Anyone who has ever stepped inside the Utah Museum of Fine Arts (UMFA) on campus can agree that the cavernous G.W. Anderson Family Great Hall is an odd place for a museum. When you consider the various works and exhibits the rest of the area hosts, it’s shocking to see the large, rather empty room with its five-story ceiling and grand staircase — even if it has hosted a various number of events from student readings, various gatherings and even formal dinners. Yet, if you were to step inside the Great Hall today and look closely at the walls of the room, you’d find a peculiar exhibit. Without further observation, the exhibition Great Salt Lake and Vicinity would look as if the museum is trying to decide what color to paint the white walls. This out-of-the-box exhibit is from world-renowned artist Spencer Finch and is specially commissioned just for the UMFA.
Spencer Finch: An Artist With a Particular Knack for Color
A man known to experiment with light, color and the relationship between the two, Finch is the mind behind Trying to Remember the Color of the Sky on that September Morning (2014), a commemorative piece of art created for the National September 11 Memorial and Museum. In that piece, Finch experimented with the different hues of the sky, painting one chip for every life lost in the attacks. His approach to the UMFA piece was a bit different. Finch was taken aback by the expanse of the Great Hall and he knew he had two ways he could go — small or big. UMFA Senior Curator of Modern and Contemporary Art Whitney Tassie interviewed Finch about his exhibit and remarked on the process of having him create this special piece for the museum. “I really enjoy working with artists and artwork that can engage with the many disciplines people are studying across campus. Finch is one of those artists,” Tassie said. “His work is deeply connected to history, literature, geology and atmospheric science. The Great Hall is a challenging space with lots of constraints. To the right artist, the space and its limitations are inspiring. Finch is a problem-solver who has a history of creating carefully-considered site-specific works. He was the perfect fit for this commission.” After a look around the area, Finch set off to create his largest Pantone-chip piece to date.
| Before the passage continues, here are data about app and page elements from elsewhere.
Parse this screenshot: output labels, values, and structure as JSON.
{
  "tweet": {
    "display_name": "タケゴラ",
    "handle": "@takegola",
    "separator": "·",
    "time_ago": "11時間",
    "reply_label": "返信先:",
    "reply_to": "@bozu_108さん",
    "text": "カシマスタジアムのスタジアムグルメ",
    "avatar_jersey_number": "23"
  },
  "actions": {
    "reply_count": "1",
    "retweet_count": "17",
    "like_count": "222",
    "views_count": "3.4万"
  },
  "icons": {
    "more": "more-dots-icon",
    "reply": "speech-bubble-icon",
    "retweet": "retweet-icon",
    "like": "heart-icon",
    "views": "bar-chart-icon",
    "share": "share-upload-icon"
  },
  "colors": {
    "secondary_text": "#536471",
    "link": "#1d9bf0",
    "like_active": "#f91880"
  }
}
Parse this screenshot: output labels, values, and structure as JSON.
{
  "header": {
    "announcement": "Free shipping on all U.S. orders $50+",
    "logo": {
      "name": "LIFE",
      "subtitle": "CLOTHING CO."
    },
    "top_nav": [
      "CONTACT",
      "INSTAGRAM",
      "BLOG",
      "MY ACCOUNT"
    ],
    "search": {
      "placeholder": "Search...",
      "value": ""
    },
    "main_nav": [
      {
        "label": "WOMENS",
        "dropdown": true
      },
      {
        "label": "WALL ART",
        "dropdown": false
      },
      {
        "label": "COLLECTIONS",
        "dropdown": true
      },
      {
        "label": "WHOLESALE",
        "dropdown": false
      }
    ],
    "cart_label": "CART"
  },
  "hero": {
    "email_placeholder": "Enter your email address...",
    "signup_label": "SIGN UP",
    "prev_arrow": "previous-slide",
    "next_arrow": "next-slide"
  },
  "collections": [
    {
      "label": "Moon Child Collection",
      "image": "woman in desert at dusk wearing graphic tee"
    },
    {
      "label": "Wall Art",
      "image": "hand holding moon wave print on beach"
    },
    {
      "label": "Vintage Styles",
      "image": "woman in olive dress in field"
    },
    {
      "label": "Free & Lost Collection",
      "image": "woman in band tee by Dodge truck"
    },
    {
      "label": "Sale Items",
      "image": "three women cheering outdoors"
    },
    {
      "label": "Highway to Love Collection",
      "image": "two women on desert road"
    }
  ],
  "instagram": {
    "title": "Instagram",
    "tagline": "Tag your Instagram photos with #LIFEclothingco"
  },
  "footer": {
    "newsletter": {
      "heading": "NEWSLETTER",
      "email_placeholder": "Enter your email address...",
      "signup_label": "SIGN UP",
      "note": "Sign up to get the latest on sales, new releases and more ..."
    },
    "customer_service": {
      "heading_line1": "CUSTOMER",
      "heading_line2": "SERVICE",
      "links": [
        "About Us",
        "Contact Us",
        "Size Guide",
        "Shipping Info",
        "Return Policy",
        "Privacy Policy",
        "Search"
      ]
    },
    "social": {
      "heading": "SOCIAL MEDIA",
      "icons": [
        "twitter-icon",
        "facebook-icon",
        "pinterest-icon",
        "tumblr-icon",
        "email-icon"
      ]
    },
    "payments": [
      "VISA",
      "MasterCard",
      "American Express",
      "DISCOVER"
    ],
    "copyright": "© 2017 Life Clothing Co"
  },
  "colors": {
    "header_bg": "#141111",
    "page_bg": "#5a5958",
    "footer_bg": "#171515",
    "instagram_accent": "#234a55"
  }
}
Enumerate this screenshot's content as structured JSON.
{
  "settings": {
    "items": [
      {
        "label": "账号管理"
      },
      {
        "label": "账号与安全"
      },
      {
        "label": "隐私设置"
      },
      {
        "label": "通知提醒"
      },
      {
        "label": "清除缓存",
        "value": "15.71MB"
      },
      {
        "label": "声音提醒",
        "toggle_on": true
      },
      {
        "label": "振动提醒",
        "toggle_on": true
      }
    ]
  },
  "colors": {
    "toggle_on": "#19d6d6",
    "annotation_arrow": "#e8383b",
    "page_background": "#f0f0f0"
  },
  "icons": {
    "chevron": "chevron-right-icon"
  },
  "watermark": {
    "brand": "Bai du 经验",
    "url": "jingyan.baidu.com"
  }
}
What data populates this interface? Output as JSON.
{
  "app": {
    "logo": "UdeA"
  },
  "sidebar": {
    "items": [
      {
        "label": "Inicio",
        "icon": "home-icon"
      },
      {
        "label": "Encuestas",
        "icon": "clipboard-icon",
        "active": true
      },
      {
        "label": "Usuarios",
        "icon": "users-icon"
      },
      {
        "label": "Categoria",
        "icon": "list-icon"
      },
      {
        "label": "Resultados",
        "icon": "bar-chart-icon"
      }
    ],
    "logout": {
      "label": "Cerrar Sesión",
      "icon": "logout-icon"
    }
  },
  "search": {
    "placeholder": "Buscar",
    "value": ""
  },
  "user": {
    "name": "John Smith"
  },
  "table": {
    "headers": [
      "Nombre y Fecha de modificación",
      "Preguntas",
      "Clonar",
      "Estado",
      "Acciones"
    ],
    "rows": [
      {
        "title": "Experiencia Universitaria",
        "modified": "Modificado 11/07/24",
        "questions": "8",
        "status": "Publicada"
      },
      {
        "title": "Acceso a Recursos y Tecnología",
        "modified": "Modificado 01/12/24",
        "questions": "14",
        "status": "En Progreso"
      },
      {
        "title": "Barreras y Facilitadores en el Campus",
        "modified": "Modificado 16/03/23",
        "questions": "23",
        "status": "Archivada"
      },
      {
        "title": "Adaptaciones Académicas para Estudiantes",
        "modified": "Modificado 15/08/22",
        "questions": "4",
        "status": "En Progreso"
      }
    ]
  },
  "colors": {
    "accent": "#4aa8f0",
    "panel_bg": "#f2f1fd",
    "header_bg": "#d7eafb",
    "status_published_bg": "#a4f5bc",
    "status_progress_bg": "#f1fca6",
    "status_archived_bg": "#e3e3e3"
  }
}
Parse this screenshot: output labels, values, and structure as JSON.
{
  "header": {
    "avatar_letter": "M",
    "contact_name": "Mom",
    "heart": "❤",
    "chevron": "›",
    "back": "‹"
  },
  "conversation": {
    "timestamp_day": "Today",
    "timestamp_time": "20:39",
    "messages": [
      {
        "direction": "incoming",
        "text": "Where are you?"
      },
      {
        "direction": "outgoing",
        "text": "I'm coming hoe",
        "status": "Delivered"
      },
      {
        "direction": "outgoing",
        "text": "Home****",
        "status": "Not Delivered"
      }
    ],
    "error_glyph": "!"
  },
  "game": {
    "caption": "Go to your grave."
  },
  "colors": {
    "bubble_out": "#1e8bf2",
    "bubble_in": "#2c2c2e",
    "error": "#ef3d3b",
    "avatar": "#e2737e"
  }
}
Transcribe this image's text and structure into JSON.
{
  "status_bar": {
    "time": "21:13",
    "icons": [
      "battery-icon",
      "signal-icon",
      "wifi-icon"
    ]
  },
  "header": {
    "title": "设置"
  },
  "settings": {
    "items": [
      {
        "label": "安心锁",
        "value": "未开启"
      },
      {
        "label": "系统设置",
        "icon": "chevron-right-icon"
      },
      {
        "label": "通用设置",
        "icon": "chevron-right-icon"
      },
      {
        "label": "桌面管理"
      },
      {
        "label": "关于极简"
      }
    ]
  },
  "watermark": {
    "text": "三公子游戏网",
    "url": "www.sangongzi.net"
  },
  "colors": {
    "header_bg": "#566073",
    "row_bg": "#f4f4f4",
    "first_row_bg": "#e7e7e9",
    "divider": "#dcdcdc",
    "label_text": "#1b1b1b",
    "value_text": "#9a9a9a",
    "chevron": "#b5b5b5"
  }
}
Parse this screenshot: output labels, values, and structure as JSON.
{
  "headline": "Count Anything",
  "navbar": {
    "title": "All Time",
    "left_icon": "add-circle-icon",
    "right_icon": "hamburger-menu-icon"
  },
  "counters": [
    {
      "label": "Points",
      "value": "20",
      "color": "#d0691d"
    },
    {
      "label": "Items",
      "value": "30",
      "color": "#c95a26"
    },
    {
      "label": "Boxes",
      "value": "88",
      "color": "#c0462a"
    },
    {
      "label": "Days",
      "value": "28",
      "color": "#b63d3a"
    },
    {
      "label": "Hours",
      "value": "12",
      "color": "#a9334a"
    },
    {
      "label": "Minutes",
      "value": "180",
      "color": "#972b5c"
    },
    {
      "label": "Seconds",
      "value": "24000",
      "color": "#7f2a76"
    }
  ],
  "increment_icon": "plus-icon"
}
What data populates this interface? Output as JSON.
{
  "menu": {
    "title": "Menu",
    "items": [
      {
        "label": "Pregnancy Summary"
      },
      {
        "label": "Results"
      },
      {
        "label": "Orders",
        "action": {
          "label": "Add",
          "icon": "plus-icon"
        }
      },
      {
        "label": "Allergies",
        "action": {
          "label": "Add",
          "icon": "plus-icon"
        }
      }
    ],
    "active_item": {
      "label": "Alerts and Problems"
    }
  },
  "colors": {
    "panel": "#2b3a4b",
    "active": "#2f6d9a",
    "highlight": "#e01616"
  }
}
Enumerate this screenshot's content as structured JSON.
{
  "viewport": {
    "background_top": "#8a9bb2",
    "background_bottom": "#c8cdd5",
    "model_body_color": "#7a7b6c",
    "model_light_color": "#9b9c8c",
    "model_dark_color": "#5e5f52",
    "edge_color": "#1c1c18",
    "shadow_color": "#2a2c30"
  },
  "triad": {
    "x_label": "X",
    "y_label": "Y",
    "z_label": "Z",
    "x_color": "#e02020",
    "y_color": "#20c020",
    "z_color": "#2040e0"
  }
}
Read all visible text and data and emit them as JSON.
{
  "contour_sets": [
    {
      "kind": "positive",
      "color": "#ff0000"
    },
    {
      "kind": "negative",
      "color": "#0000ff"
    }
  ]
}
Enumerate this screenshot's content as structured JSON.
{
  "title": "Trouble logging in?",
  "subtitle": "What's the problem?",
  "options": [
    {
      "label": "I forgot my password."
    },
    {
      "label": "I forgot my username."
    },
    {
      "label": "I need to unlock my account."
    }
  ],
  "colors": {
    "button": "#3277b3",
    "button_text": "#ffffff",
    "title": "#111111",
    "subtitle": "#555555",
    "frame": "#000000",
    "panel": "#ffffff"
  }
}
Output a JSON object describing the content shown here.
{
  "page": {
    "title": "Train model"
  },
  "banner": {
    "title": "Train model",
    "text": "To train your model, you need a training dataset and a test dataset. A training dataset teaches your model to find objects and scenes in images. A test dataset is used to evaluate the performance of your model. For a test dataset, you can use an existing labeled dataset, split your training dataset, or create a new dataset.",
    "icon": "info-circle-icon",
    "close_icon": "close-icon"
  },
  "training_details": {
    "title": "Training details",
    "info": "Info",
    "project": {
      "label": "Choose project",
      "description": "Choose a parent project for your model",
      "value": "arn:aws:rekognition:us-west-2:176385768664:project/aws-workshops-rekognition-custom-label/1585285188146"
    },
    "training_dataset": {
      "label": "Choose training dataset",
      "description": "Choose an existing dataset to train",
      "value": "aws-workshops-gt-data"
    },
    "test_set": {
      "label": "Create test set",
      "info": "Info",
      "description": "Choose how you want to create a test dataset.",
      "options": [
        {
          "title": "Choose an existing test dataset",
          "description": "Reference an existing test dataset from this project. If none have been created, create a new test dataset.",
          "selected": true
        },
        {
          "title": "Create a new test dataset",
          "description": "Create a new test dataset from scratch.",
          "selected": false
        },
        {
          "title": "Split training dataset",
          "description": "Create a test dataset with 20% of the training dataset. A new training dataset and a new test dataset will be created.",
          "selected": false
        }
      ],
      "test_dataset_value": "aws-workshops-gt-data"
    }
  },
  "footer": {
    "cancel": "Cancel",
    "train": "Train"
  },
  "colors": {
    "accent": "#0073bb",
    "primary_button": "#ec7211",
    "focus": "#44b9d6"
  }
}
Redefining Museum Art
For three days, he traveled around the entire Great Salt Lake. Unlike his previous Pantone-chip works, this time Finch had a new challenge. He traveled around the lake in three different modes of transportation — by foot, by boat and by car. While he did this, he logged measurements of the colors he saw. Relating these to Pantone chips, he then brought the beautiful scenery of Utah into the museum, some 21 miles away. In the actual exhibit, Finch hand wrote where the original color came from under each of the chips. This process, called documentation, was first used by land artists in the ’60s. It refers to a technique of sharing art that otherwise wouldn’t be available in the traditional museum location.
By bringing the Great Salt Lake into the museum, Finch not only redefined what it means to be inside an art museum — with its stereotypical ideas of precision, cleanliness and expense — but he also brought a new light to the body of water. It’s not often Utahns enjoy the lake, with its stench and bugs. The lake isn’t what people typically associate with beauty since it doesn’t sustain much aquatic life. With the different colors he experienced, Finch is able to show that there is indeed beautiful life at the lake, like birds and flowers. When asked about this in an interview Finch did with Tassie, he said, “Yeah, Great Salt Lake is like another planet somehow. It is really a strange, strange place. I do think the installation will be a sort of shock for people.” The exhibit brings out the best parts of the UMFA as well, highlighting the idea that art can be brought in nontraditional ways to the community. This is echoed in various other exhibits and programs at the museum, such as ACME which aims to transform how the museum connects with the community outside of campus.
There is a lot about this exhibit that makes it so special. Apart from the tedious process, the final result and the reinvention of art inside a museum, it accomplishes what most artists want — to get viewers to look at something differently. Tassie said, “I love how the piece functions on so many levels. As a landscape and as data visualization. In a sense, it’s also an earthwork, or a remnant of a conceptual performance in the landscape. From afar, it’s a minimal, geometric abstraction. From close up, it’s a field journal.”